** RECORDS FOR PROCESSING follows **

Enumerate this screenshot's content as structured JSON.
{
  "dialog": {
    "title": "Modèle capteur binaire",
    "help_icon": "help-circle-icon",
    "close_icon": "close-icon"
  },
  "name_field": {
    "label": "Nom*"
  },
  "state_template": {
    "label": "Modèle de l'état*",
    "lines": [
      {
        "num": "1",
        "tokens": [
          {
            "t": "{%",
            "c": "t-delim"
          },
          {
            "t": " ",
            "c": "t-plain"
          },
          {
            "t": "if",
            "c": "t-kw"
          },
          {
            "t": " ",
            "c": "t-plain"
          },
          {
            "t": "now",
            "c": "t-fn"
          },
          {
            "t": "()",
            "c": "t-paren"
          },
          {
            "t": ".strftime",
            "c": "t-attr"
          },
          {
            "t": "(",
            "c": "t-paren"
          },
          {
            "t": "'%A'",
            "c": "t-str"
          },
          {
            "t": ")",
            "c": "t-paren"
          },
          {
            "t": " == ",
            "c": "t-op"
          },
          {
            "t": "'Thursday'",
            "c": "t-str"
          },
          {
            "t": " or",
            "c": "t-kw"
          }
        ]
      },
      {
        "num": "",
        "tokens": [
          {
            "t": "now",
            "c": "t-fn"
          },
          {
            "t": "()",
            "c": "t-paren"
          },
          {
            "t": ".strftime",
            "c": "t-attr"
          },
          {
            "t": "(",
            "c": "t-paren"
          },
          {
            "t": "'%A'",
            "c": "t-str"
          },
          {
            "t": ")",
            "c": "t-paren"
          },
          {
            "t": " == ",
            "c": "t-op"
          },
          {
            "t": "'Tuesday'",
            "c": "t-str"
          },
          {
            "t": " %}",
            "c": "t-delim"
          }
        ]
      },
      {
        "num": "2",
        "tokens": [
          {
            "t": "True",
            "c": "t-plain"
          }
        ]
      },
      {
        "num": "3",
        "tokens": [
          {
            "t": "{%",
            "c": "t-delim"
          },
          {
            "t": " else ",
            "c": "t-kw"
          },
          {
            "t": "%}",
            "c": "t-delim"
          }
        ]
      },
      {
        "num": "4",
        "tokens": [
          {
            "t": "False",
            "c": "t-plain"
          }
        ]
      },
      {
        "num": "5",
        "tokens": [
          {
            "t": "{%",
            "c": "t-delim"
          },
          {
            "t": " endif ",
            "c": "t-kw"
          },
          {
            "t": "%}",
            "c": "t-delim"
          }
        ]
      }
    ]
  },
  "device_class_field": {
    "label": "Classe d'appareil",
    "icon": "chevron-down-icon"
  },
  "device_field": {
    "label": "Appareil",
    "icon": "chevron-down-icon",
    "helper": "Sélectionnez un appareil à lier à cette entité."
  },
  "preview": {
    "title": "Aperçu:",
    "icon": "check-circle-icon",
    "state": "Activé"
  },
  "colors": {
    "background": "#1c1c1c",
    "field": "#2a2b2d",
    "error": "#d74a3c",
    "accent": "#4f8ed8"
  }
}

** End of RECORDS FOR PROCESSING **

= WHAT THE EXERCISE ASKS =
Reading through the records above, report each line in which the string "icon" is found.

= RESPONSE FOR THIS EXERCISE =
    "help_icon": "help-circle-icon",
    "close_icon": "close-icon"
    "icon": "chevron-down-icon"
    "icon": "chevron-down-icon",
    "icon": "check-circle-icon",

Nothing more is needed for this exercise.